▸ **REQUIRED WORK**
Copy out each line of the data that contains "Koppeln".

▸ **SUPPLIED ENTRIES**

+--

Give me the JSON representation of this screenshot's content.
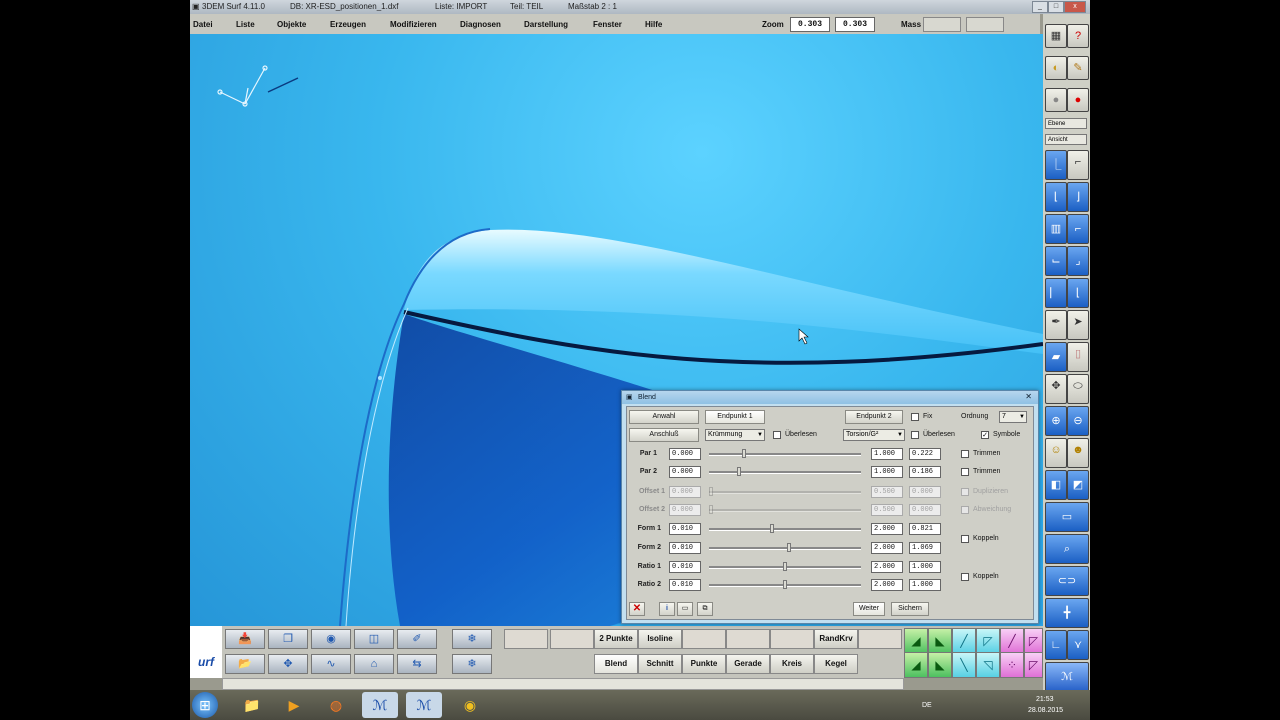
{
  "window": {
    "title_app": "3DEM Surf 4.11.0",
    "title_file": "DB: XR-ESD_positionen_1.dxf",
    "title_list": "Liste: IMPORT",
    "title_part": "Teil: TEIL",
    "title_scale": "Maßstab 2 : 1",
    "btn_min": "_",
    "btn_max": "□",
    "btn_close": "x"
  },
  "menu": {
    "items": [
      "Datei",
      "Liste",
      "Objekte",
      "Erzeugen",
      "Modifizieren",
      "Diagnosen",
      "Darstellung",
      "Fenster",
      "Hilfe"
    ],
    "zoom_label": "Zoom",
    "zoom_value1": "0.303",
    "zoom_value2": "0.303",
    "mass_label": "Mass"
  },
  "righttb": {
    "select1": "Ebene",
    "select2": "Ansicht"
  },
  "bottom": {
    "row1_buttons": [
      "2 Punkte",
      "Isoline",
      "",
      "",
      "",
      "RandKrv",
      ""
    ],
    "row2_buttons": [
      "Blend",
      "Schnitt",
      "Punkte",
      "Gerade",
      "Kreis",
      "Kegel"
    ],
    "logo_text": "urf"
  },
  "dialog": {
    "title": "Blend",
    "btn_anwahl": "Anwahl",
    "btn_endpunkt1": "Endpunkt 1",
    "btn_endpunkt2": "Endpunkt 2",
    "chk_fix": "Fix",
    "ordnung_label": "Ordnung",
    "ordnung_value": "7",
    "btn_anschluss": "Anschluß",
    "combo_kruemmung": "Krümmung",
    "chk_ueberlesen1": "Überlesen",
    "combo_torsion": "Torsion/G²",
    "chk_ueberlesen2": "Überlesen",
    "chk_symbole": "Symbole",
    "check_mark": "✓",
    "rows": [
      {
        "label": "Par 1",
        "val": "0.000",
        "min": "1.000",
        "cur": "0.222",
        "enabled": true
      },
      {
        "label": "Par 2",
        "val": "0.000",
        "min": "1.000",
        "cur": "0.186",
        "enabled": true
      },
      {
        "label": "Offset 1",
        "val": "0.000",
        "min": "0.500",
        "cur": "0.000",
        "enabled": false
      },
      {
        "label": "Offset 2",
        "val": "0.000",
        "min": "0.500",
        "cur": "0.000",
        "enabled": false
      },
      {
        "label": "Form 1",
        "val": "0.010",
        "min": "2.000",
        "cur": "0.821",
        "enabled": true
      },
      {
        "label": "Form 2",
        "val": "0.010",
        "min": "2.000",
        "cur": "1.069",
        "enabled": true
      },
      {
        "label": "Ratio 1",
        "val": "0.010",
        "min": "2.000",
        "cur": "1.000",
        "enabled": true
      },
      {
        "label": "Ratio 2",
        "val": "0.010",
        "min": "2.000",
        "cur": "1.000",
        "enabled": true
      }
    ],
    "slider_pos": [
      0.22,
      0.19,
      0.0,
      0.0,
      0.41,
      0.53,
      0.5,
      0.5
    ],
    "chk_trimmen1": "Trimmen",
    "chk_trimmen2": "Trimmen",
    "chk_duplizieren": "Duplizieren",
    "chk_abweichung": "Abweichung",
    "chk_koppeln1": "Koppeln",
    "chk_koppeln2": "Koppeln",
    "btn_weiter": "Weiter",
    "btn_sichern": "Sichern"
  },
  "taskbar": {
    "lang": "DE",
    "time": "21:53",
    "date": "28.08.2015"
  }
}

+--

▸ **OUTPUT FOR THIS EXERCISE**
    "chk_koppeln1": "Koppeln",
    "chk_koppeln2": "Koppeln",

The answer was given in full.